→ **Task description**:
The entries below should be given again exactly, minus their pictures.

→ **Supplied records**:
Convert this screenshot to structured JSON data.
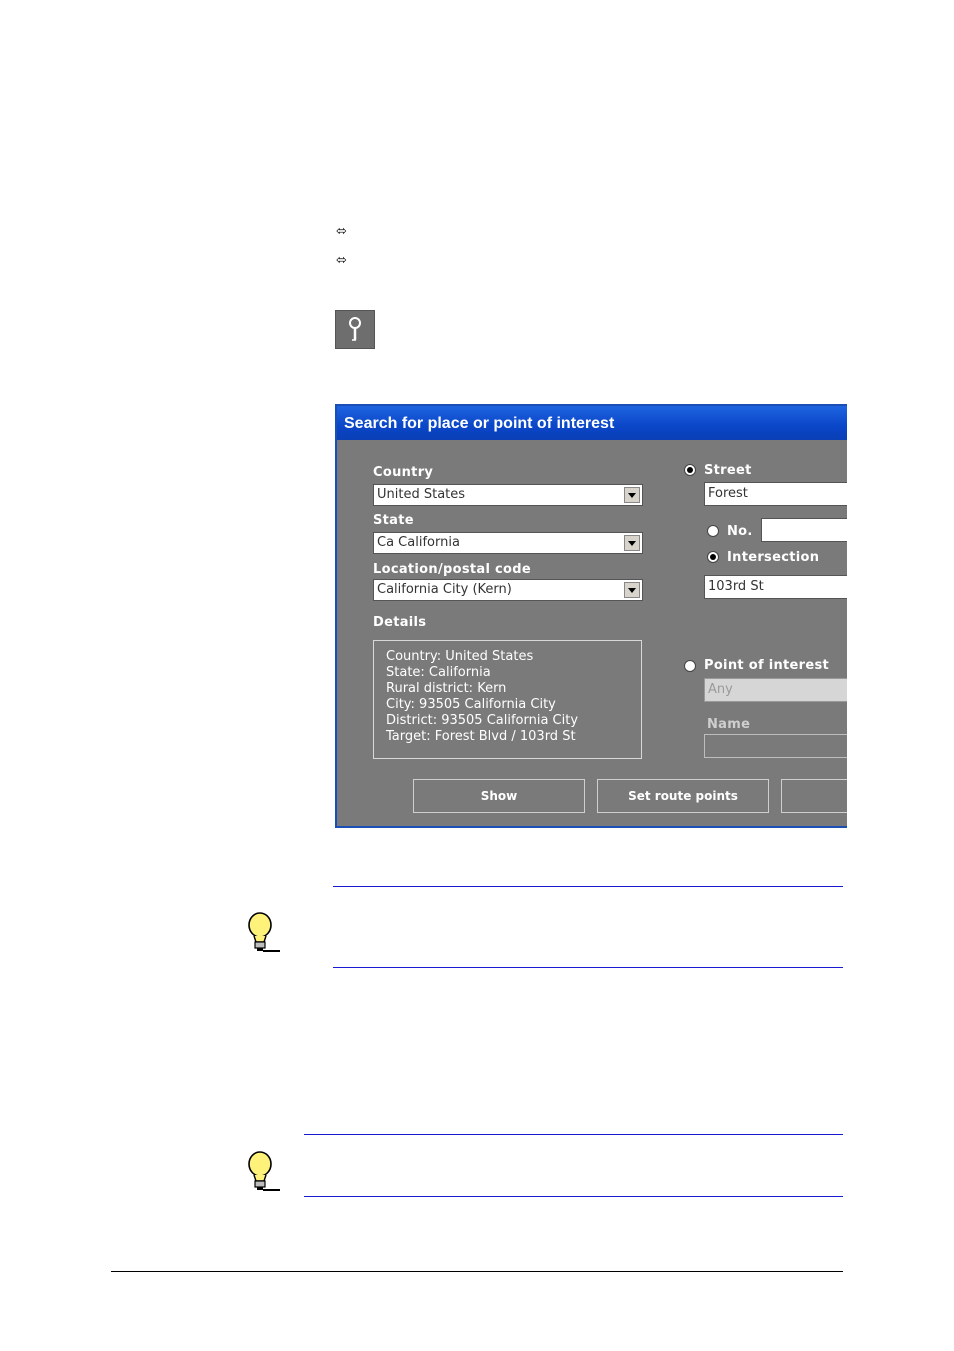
{
  "bullets": [
    "⬄",
    "⬄"
  ],
  "icons": {
    "search_button_icon": "magnifier-icon",
    "tip_icon": "lightbulb-icon"
  },
  "dialog": {
    "title": "Search for place or point of interest",
    "country_label": "Country",
    "country_value": "United States",
    "state_label": "State",
    "state_value": "Ca California",
    "location_label": "Location/postal code",
    "location_value": "California City (Kern)",
    "details_label": "Details",
    "details_lines": [
      "Country: United States",
      "State: California",
      "Rural district: Kern",
      "City: 93505 California City",
      "District: 93505 California City",
      "Target: Forest Blvd / 103rd St"
    ],
    "street_label": "Street",
    "street_value": "Forest",
    "no_label": "No.",
    "no_value": "",
    "intersection_label": "Intersection",
    "intersection_value": "103rd St",
    "poi_label": "Point of interest",
    "poi_value": "Any",
    "name_label": "Name",
    "name_value": "",
    "show_button": "Show",
    "route_button": "Set route points",
    "third_button": ""
  },
  "colors": {
    "title_bar": "#0a46c8",
    "dialog_bg": "#7a7a7a",
    "rule": "#1a1ad0"
  }
}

→ **Expected output**:
Convert this screenshot to structured JSON data.
{
  "bullets": [
    "⬄",
    "⬄"
  ],
  "icons": {
    "search_button_icon": "magnifier-icon",
    "tip_icon": "lightbulb-icon"
  },
  "dialog": {
    "title": "Search for place or point of interest",
    "country_label": "Country",
    "country_value": "United States",
    "state_label": "State",
    "state_value": "Ca California",
    "location_label": "Location/postal code",
    "location_value": "California City (Kern)",
    "details_label": "Details",
    "details_lines": [
      "Country: United States",
      "State: California",
      "Rural district: Kern",
      "City: 93505 California City",
      "District: 93505 California City",
      "Target: Forest Blvd / 103rd St"
    ],
    "street_label": "Street",
    "street_value": "Forest",
    "no_label": "No.",
    "no_value": "",
    "intersection_label": "Intersection",
    "intersection_value": "103rd St",
    "poi_label": "Point of interest",
    "poi_value": "Any",
    "name_label": "Name",
    "name_value": "",
    "show_button": "Show",
    "route_button": "Set route points",
    "third_button": ""
  },
  "colors": {
    "title_bar": "#0a46c8",
    "dialog_bg": "#7a7a7a",
    "rule": "#1a1ad0"
  }
}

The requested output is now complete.